§ WHAT YOU HAVE TO DO: Copy every line below that has the word "products" in it.

Element data from apps and pages:
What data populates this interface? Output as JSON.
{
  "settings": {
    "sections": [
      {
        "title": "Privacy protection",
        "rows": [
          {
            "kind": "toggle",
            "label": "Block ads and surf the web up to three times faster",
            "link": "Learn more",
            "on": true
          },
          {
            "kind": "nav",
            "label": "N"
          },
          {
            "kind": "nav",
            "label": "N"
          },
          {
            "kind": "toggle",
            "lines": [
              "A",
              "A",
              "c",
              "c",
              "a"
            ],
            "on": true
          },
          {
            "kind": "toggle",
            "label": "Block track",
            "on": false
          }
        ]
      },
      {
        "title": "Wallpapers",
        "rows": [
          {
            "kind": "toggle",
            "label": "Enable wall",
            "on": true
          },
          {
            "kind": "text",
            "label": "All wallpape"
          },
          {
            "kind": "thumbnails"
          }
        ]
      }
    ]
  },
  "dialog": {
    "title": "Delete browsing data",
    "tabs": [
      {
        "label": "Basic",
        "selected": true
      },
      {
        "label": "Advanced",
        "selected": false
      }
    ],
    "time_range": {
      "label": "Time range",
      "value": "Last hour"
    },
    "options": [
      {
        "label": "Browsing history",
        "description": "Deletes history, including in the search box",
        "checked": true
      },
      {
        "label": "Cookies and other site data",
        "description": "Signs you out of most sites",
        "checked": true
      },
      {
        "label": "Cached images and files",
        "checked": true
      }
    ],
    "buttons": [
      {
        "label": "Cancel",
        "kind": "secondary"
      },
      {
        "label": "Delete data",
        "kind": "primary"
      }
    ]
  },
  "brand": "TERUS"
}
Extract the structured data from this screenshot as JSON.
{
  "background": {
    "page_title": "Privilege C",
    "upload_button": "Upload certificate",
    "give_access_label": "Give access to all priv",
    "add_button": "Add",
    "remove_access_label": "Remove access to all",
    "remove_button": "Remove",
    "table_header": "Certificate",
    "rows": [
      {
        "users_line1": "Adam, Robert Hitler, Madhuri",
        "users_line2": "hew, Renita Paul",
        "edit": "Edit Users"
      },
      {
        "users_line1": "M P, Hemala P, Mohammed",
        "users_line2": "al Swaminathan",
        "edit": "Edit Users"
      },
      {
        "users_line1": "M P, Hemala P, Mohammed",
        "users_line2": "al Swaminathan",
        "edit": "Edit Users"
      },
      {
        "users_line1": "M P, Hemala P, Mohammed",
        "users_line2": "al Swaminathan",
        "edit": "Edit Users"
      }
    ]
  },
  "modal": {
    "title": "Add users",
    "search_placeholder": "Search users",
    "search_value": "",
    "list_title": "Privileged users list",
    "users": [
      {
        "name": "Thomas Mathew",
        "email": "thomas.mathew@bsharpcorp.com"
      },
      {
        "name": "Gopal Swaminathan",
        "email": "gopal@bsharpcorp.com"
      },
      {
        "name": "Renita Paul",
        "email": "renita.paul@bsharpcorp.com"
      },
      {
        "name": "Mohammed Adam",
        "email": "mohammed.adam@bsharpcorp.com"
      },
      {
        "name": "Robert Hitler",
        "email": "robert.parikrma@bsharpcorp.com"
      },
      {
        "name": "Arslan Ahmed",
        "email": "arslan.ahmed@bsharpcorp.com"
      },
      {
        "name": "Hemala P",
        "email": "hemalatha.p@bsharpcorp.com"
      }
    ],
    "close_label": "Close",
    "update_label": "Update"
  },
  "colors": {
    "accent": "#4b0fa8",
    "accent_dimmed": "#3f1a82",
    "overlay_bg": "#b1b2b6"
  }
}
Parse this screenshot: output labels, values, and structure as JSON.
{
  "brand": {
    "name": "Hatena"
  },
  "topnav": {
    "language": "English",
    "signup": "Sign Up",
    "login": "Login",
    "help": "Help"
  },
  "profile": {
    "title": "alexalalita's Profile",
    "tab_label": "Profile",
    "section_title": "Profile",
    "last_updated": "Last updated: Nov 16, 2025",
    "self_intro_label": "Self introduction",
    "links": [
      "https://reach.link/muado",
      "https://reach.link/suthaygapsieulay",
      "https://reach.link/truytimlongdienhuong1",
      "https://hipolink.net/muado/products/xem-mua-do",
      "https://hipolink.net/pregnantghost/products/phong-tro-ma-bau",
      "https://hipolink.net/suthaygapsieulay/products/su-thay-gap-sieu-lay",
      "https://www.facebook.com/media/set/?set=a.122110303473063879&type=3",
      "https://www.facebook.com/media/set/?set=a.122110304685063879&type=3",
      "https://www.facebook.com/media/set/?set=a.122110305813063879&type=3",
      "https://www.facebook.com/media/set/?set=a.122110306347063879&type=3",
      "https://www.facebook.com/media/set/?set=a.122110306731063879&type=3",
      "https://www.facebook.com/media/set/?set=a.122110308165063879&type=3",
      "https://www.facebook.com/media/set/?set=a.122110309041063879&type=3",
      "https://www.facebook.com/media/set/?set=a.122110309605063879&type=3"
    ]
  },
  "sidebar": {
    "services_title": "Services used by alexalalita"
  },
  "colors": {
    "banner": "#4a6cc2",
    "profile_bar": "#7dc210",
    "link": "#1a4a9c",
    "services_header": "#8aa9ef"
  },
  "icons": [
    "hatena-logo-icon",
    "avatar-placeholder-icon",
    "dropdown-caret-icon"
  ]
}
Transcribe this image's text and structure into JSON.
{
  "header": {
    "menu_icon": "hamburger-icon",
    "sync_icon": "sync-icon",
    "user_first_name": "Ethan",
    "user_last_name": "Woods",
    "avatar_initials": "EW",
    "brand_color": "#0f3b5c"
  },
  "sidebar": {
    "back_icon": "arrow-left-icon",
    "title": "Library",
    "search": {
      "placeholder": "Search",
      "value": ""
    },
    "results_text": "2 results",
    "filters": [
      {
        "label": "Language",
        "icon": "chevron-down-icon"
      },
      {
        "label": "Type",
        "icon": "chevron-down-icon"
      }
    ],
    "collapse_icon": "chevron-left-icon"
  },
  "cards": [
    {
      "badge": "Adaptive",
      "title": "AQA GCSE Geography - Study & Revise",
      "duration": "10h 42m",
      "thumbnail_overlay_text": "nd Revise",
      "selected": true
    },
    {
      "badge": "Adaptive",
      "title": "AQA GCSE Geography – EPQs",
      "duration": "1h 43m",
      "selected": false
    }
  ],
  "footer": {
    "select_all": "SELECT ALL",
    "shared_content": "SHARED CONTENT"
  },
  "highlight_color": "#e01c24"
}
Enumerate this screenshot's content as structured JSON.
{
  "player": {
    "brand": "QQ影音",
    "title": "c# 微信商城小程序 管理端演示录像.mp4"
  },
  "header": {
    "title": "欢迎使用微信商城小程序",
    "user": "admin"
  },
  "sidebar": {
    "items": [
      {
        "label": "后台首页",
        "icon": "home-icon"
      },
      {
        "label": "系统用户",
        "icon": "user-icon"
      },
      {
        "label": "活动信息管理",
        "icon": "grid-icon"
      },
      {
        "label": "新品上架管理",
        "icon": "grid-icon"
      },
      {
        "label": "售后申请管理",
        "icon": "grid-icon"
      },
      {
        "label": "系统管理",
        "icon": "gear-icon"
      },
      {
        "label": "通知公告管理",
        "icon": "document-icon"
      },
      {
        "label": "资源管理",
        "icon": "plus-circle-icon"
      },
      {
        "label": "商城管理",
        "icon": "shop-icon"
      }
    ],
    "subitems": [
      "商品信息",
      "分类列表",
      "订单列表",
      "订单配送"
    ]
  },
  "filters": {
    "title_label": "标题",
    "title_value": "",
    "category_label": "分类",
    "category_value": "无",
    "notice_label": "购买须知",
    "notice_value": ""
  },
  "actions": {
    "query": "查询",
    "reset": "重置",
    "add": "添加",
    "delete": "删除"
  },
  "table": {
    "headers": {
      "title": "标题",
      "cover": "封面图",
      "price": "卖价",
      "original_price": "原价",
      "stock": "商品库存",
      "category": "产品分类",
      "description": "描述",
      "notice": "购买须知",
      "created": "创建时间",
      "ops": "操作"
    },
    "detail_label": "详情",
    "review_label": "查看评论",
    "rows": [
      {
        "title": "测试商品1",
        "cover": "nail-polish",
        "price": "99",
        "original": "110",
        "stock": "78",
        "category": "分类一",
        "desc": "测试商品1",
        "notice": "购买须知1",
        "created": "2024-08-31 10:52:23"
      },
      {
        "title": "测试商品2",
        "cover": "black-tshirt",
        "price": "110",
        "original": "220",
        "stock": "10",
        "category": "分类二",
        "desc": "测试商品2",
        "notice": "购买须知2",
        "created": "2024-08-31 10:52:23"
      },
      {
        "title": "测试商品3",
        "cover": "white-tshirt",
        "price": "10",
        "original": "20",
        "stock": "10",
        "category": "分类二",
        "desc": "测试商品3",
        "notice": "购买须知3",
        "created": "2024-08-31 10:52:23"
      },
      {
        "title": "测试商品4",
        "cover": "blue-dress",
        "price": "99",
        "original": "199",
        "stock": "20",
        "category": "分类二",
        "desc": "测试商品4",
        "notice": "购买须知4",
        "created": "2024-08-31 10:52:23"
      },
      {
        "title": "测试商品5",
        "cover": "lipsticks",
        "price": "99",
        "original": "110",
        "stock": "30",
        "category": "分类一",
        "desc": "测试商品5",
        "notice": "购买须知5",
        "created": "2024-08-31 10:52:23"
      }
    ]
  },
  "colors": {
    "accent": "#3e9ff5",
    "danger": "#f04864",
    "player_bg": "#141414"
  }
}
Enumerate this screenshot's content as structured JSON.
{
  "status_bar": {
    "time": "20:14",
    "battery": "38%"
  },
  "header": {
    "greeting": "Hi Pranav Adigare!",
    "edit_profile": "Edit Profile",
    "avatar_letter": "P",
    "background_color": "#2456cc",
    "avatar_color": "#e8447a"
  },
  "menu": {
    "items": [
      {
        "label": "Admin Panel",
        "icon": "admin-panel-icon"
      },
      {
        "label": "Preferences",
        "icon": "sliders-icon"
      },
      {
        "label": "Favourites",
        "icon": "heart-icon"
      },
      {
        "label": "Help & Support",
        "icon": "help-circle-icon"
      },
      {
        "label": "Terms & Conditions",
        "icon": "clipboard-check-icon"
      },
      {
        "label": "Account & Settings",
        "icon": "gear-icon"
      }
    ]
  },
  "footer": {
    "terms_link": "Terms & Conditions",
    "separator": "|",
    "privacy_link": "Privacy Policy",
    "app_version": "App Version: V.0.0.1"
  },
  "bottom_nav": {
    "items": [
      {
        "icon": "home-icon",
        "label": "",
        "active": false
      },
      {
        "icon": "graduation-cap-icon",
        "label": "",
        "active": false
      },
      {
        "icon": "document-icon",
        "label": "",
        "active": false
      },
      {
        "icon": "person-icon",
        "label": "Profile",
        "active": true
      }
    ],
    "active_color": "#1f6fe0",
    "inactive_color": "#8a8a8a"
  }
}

§ TASK OUTPUT:
      "https://hipolink.net/muado/products/xem-mua-do",
      "https://hipolink.net/pregnantghost/products/phong-tro-ma-bau",
      "https://hipolink.net/suthaygapsieulay/products/su-thay-gap-sieu-lay",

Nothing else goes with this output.